**Try it:** From the listing, collect all lines containing the word "просмотров".

*** Record excerpts Section Begins ***

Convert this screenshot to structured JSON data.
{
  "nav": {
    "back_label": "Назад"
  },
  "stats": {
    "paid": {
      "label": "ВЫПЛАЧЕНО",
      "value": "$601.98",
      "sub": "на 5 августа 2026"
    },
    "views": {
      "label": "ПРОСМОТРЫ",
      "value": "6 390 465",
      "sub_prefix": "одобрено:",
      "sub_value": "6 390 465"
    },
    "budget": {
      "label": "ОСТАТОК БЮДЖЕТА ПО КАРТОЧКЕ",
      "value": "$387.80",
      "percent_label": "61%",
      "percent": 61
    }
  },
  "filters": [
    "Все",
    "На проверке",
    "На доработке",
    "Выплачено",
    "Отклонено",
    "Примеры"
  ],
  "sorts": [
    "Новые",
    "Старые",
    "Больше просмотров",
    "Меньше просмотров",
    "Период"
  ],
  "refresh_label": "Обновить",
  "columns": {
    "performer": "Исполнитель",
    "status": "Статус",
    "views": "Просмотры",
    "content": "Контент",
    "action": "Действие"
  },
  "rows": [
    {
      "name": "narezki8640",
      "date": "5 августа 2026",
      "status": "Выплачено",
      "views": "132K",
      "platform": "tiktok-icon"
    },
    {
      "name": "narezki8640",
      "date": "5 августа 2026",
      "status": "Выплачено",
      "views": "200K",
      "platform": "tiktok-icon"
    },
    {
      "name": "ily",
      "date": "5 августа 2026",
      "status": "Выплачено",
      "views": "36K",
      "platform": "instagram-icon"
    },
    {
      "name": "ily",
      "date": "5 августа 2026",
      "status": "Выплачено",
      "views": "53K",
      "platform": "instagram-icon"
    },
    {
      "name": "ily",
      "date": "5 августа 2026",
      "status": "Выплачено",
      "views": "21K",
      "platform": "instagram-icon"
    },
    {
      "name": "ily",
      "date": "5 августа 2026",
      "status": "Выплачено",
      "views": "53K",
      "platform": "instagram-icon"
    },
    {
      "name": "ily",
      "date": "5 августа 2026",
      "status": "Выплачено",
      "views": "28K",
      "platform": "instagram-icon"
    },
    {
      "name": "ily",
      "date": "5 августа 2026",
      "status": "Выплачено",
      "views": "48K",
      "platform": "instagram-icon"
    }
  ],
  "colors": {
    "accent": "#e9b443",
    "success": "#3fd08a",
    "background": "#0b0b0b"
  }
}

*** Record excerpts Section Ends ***

**Answer space:**
    "Больше просмотров",
    "Меньше просмотров",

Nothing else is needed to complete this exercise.